Europe’s cash-hungry founders had better develop a sense of purpose fast. One of Europe’s biggest venture funds is increasingly focusing on a company’s business purpose when deciding where to invest.
Stephane Kurgan, the former chief operating officer at casual gaming startup King (which sold for $5.9bn) who has just joined Index Ventures as a venture partner, says that the world is being transformed by the social movements of our time, such as Black Lives Matter and MeToo, as well as by environmental and privacy campaigns.
Those startups that are not attuned to these movements will find it difficult to raise money and attract and retain a more idealistic generation of employees, he says.
“The past decade was the decade of convenience. The coming decade will be the decade of purpose. The companies that will be formed will have purpose at their core and some of them might make it their business,” he says in an interview with Sifted.
That message is echoed by Danny Rimer, one of Index’s senior partners, who says that the Covid-19 crisis is opening up all kinds of investment opportunities in healthcare, education, the environment and remote working.
“This crisis is not like anything I have witnessed before. It is not like anything my 86-year-old dad has witnessed before. It is one for the history books,” he says.
He points to the Amsterdam-based Otrium, which has developed the concept of conscious fashion by selling excess branded stock, as the kind of business that can thrive in this new environment. “Consumers and employees are not going to buy from, or work for, companies that do not have the right intent,” he says.
Index’s increased emphasis on purpose-driven organisations certainly chimes with the times.
Miika Huttunen, the chief executive of Slush who has been talking with dozens of founders about the future of the European tech sector, says that the entrepreneurs are increasingly driven by the ambition to tackle humanity’s biggest challenges.
“We’ve already seen funding for purpose-driven companies explode over the past few years in Europe; a development that opens a real possibility for founders to build impactful, world-changing companies,” he says. “This makes business sense — increasingly, data shows that virtuous business is good business.”

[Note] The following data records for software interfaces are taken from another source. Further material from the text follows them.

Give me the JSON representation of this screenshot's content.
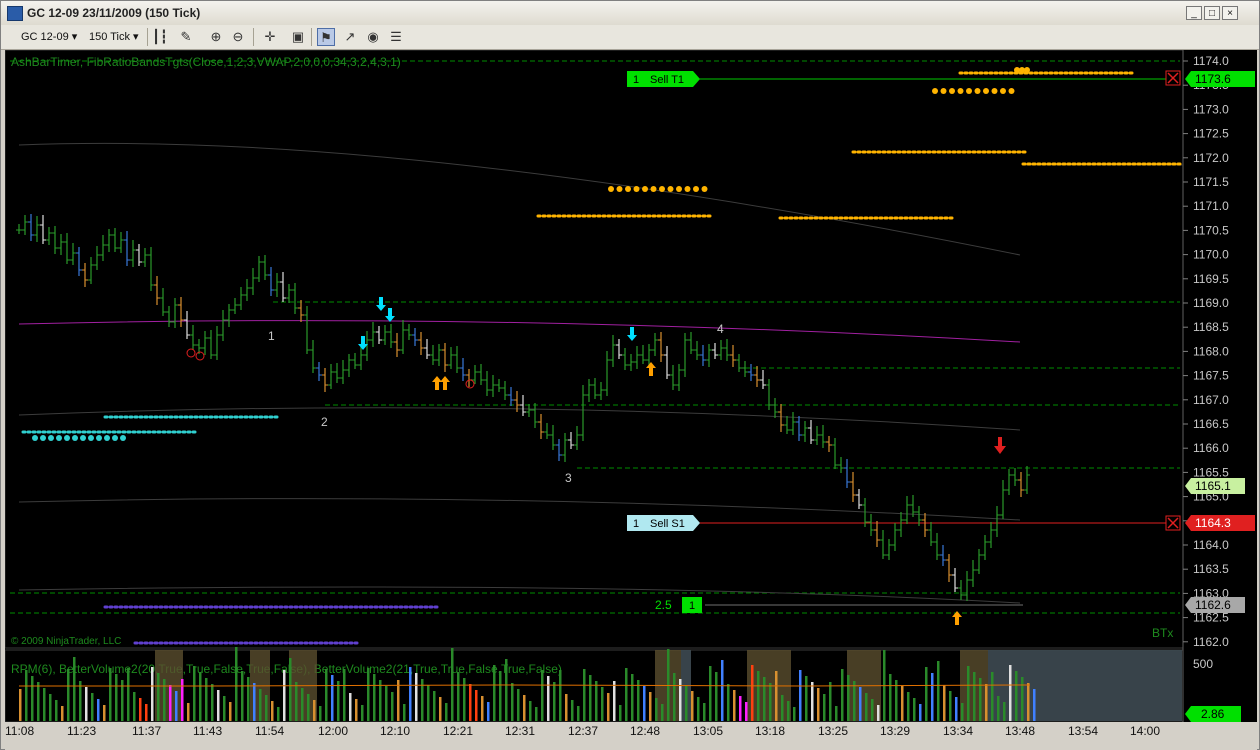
{
  "window": {
    "title": "GC 12-09  23/11/2009 (150 Tick)",
    "buttons": [
      "_",
      "□",
      "×"
    ]
  },
  "toolbar": {
    "instrument": "GC 12-09",
    "period": "150 Tick",
    "icons": [
      "bar-style-icon",
      "draw-pencil-icon",
      "zoom-in-icon",
      "zoom-out-icon",
      "crosshair-icon",
      "properties-icon",
      "strategy-icon",
      "indicator-icon",
      "chart-trader-icon",
      "data-box-icon"
    ]
  },
  "chart": {
    "indicator_label": "AshBarTimer, FibRatioBandsTgts(Close,1,2,3,VWAP,2,0,0,0,34,3,2,4,3,1)",
    "copyright": "© 2009 NinjaTrader, LLC",
    "btx": "BTx",
    "volume_label": "RPM(6),  BetterVolume2(20,True,True,False,True,False),  BetterVolume2(21,True,True,False,True,False)",
    "price_axis": [
      "1174.0",
      "1173.5",
      "1173.0",
      "1172.5",
      "1172.0",
      "1171.5",
      "1171.0",
      "1170.5",
      "1170.0",
      "1169.5",
      "1169.0",
      "1168.5",
      "1168.0",
      "1167.5",
      "1167.0",
      "1166.5",
      "1166.0",
      "1165.5",
      "1165.0",
      "1164.5",
      "1164.0",
      "1163.5",
      "1163.0",
      "1162.5",
      "1162.0"
    ],
    "price_markers": {
      "sell_t1": "1173.6",
      "last": "1165.1",
      "sell_s1": "1164.3",
      "bottom": "1162.6"
    },
    "volume_axis": "500",
    "volume_marker": "2.86",
    "orders": {
      "t1_qty": "1",
      "t1_label": "Sell T1",
      "s1_qty": "1",
      "s1_label": "Sell S1",
      "pos_avg": "2.5",
      "pos_qty": "1"
    },
    "wave_labels": [
      "1",
      "2",
      "3",
      "4"
    ],
    "time_axis": [
      "11:08",
      "11:23",
      "11:37",
      "11:43",
      "11:54",
      "12:00",
      "12:10",
      "12:21",
      "12:31",
      "12:37",
      "12:48",
      "13:05",
      "13:18",
      "13:25",
      "13:29",
      "13:34",
      "13:48",
      "13:54",
      "14:00"
    ],
    "colors": {
      "background": "#000000",
      "axis_text": "#c8c8c8",
      "sell_t1": "#00c800",
      "sell_s1": "#ff2020",
      "target_dots": "#ffb400",
      "cyan_dots": "#30d0d0",
      "vwap": "#a020a0",
      "green_dashed": "#008c00"
    }
  }
}
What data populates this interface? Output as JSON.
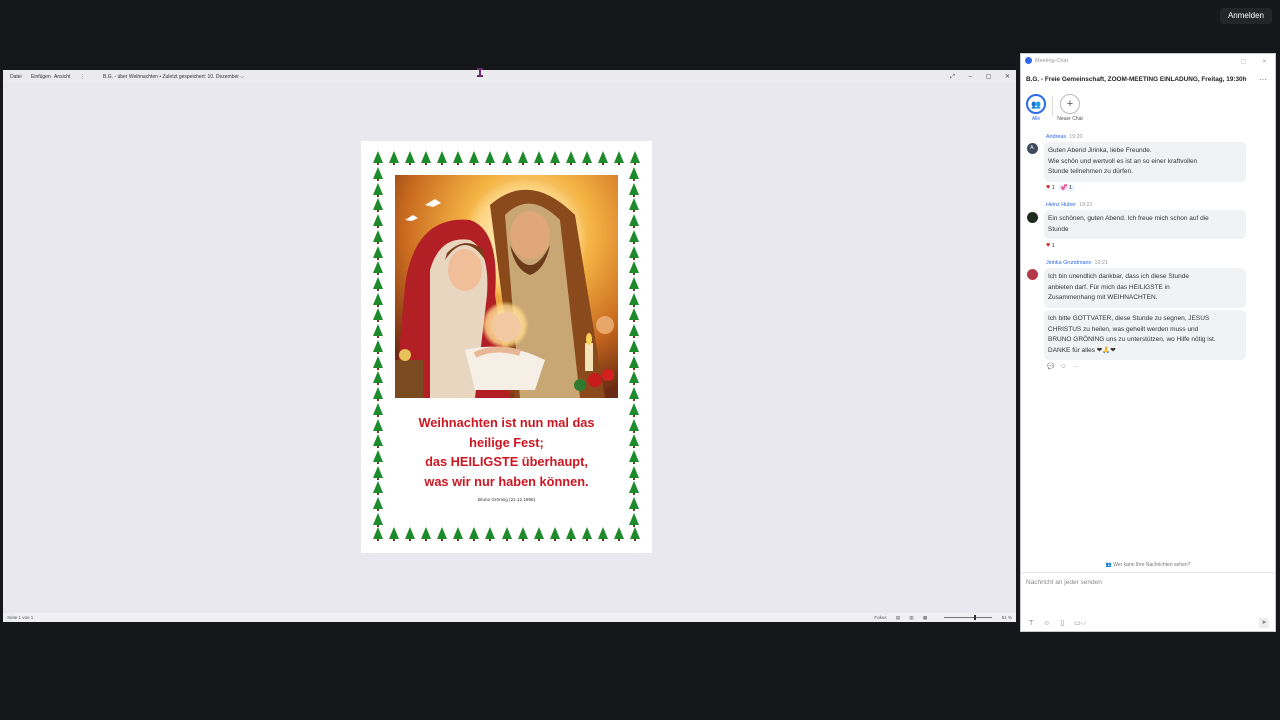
{
  "top": {
    "signin_label": "Anmelden"
  },
  "viewer": {
    "menu": [
      "Datei",
      "Einfügen",
      "Ansicht",
      "⋮"
    ],
    "doc_title": "B.G. - über Weihnachten • Zuletzt gespeichert: 10. Dezember ⌵",
    "window_controls": [
      "⤢",
      "–",
      "▢",
      "✕"
    ],
    "status_left": "Seite 1 von 1",
    "status_focus": "Fokus",
    "zoom": "51 %",
    "page": {
      "quote_lines": [
        "Weihnachten ist nun mal das",
        "heilige Fest;",
        "das HEILIGSTE überhaupt,",
        "was wir nur haben können."
      ],
      "author": "Bruno Gröning (21.12.1956)",
      "accent_color": "#cc1722",
      "tree_color": "#1d8a2c"
    }
  },
  "chat": {
    "window_title": "Meeting-Chat",
    "meeting_name": "B.G. - Freie Gemeinschaft, ZOOM-MEETING EINLADUNG, Freitag, 19:30h",
    "tabs": {
      "all": "Alle",
      "new": "Neuer Chat"
    },
    "messages": [
      {
        "sender": "Andreas",
        "time": "19:20",
        "avatar": "A.",
        "lines": [
          "Guten Abend Jirinka, liebe Freunde.",
          "Wie schön und wertvoll es ist an so einer kraftvollen",
          "Stunde teilnehmen zu dürfen."
        ],
        "reaction_heart_count": "1",
        "reaction_second_count": "1"
      },
      {
        "sender": "Heinz Huber",
        "time": "19:21",
        "lines": [
          "Ein schönen, guten Abend. Ich freue mich schon auf die",
          "Stunde"
        ],
        "reaction_heart_count": "1"
      },
      {
        "sender": "Jirinka Grundmann",
        "time": "19:21",
        "lines": [
          "Ich bin unendlich dankbar, dass ich diese Stunde",
          "anbieten darf. Für mich das HEILIGSTE in",
          "Zusammenhang mit WEIHNACHTEN."
        ],
        "lines2": [
          "Ich bitte GOTTVATER, diese Stunde zu segnen, JESUS",
          "CHRISTUS zu heilen, was geheilt werden muss und",
          "BRUNO GRÖNING uns zu unterstützen, wo Hilfe nötig ist.",
          "DANKE für alles ❤🙏❤"
        ]
      }
    ],
    "who_sees": "Wer kann Ihre Nachrichten sehen?",
    "compose_placeholder": "Nachricht an jeder senden",
    "accent": "#2d69e8"
  }
}
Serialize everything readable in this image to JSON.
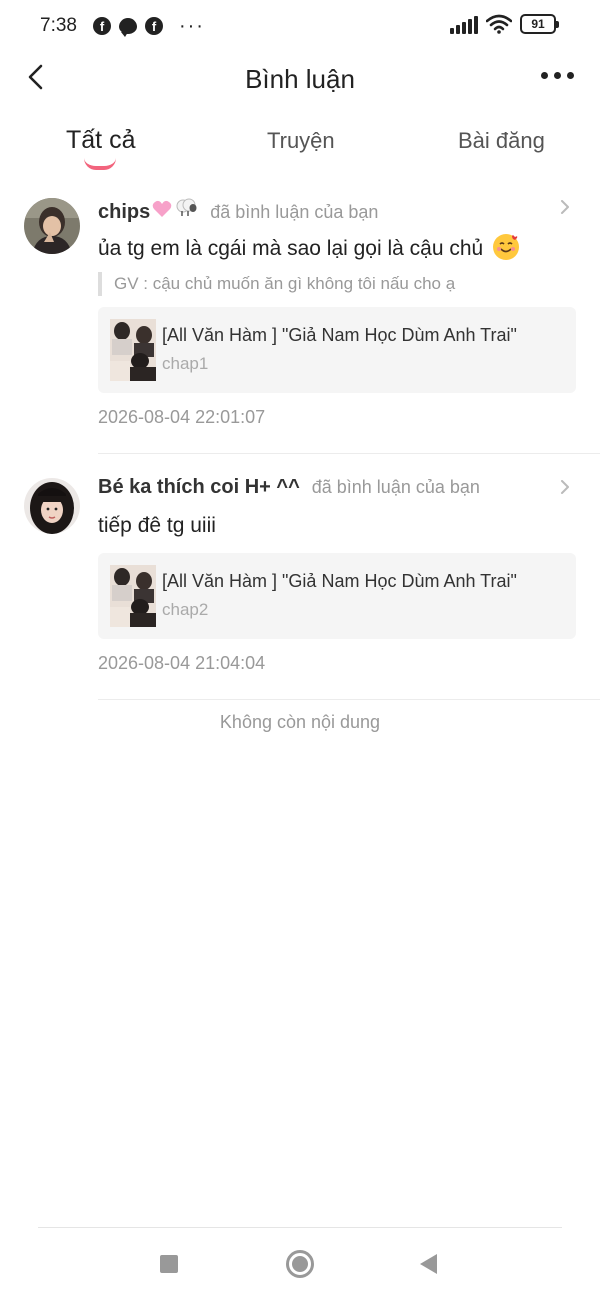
{
  "status_bar": {
    "time": "7:38",
    "battery": "91",
    "left_icons": [
      "facebook-icon",
      "messenger-icon",
      "facebook-icon",
      "more-dots-icon"
    ],
    "right_icons": [
      "signal-icon",
      "wifi-icon",
      "battery-icon"
    ]
  },
  "header": {
    "title": "Bình luận",
    "back_icon": "chevron-left-icon",
    "more_icon": "more-dots-icon"
  },
  "tabs": [
    {
      "label": "Tất cả",
      "active": true
    },
    {
      "label": "Truyện",
      "active": false
    },
    {
      "label": "Bài đăng",
      "active": false
    }
  ],
  "comments": [
    {
      "user": "chips",
      "name_emojis": [
        "pink-heart-emoji",
        "sheep-emoji"
      ],
      "action": "đã bình luận của bạn",
      "text": "ủa tg em là cgái mà sao lại gọi là cậu chủ",
      "text_emoji": "smiling-face-with-hearts-emoji",
      "quote": "GV : cậu chủ muốn ăn gì không tôi nấu cho ạ",
      "story_title": "[All Văn Hàm ] \"Giả Nam Học Dùm Anh Trai\"",
      "chapter": "chap1",
      "date": "2026-08-04 22:01:07"
    },
    {
      "user": "Bé ka thích coi H+ ^^",
      "action": "đã bình luận của bạn",
      "text": "tiếp đê tg uiii",
      "story_title": "[All Văn Hàm ] \"Giả Nam Học Dùm Anh Trai\"",
      "chapter": "chap2",
      "date": "2026-08-04 21:04:04"
    }
  ],
  "footer": {
    "no_more": "Không còn nội dung"
  },
  "nav_bar": {
    "icons": [
      "recent-apps-icon",
      "home-icon",
      "back-icon"
    ]
  },
  "colors": {
    "accent": "#f2647d",
    "secondary_text": "#999999",
    "card_background": "#f5f5f5"
  }
}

Index, which was recently ranked by Dealroom as Europe’s top Series A investor following successful initial public offerings with Adyen, Datadog and Farfetch, has a lot of financial firepower. In April, it closed its latest $2bn funding round. But some other funds that have prioritised investing for purpose have found it difficult to translate good intentions into positive returns. Moreover, corporate definitions of purpose can sometimes be fuzzy, if not outright misleading.
One of the reasons Index has taken on Kurgan is to help its portfolio companies scale quickly. He is immediately joining the board of Codat, the London-based data infrastructure company that enables small businesses to “plug into” banks and other financial institutions. Codat announced today [Thursday] that it has raised an additional $10m to fund its expansion into the US.
During his time at King, from 2011 to 2019, Kurgan helped manage a period of explosive growth, mostly thanks to the success of its blockbuster game Candy Crush Saga. “Between 2012 and 2013 we grew from $165m in bookings to $1.85bn, or 11x in one year. We had 540m users. The whole world was playing. It became a social phenomenon,” he says.
As chief operating officer, his role was to help keep the “mathematicians” and the “magicians” aligned, making sure the data geeks and the creative designers headed in the same direction. He did so by making sure that the incentive structures were aligned so that all employees were rewarded for growing the value of the overall network. King was acquired by Activision Blizzard for $5.9bn in 2015.
He is wary of offering generic advice to startups because “there is a different truth for every company”. But the one approach he does insist on is that companies must always strive to hire the best people, even if it takes time. “The single most important rule is recruitment. You cannot compromise,” he says.
Kurgan argues that the example of King, Spotify, Adyen and Farfetch shows that European digital champions can make a global mark. “The talent is as good if not better than in the US. You have got good engineers and serial entrepreneurs and top talent coming back from the valley,” he says.
Unsurprisingly, Rimer is equally upbeat about the prospects for those European startups that can ride out the current crisis and readjust their business models. “You have to be very transparent and brutally honest about what we are facing,” he says. “Make it happen today rather than postpone the inevitable.”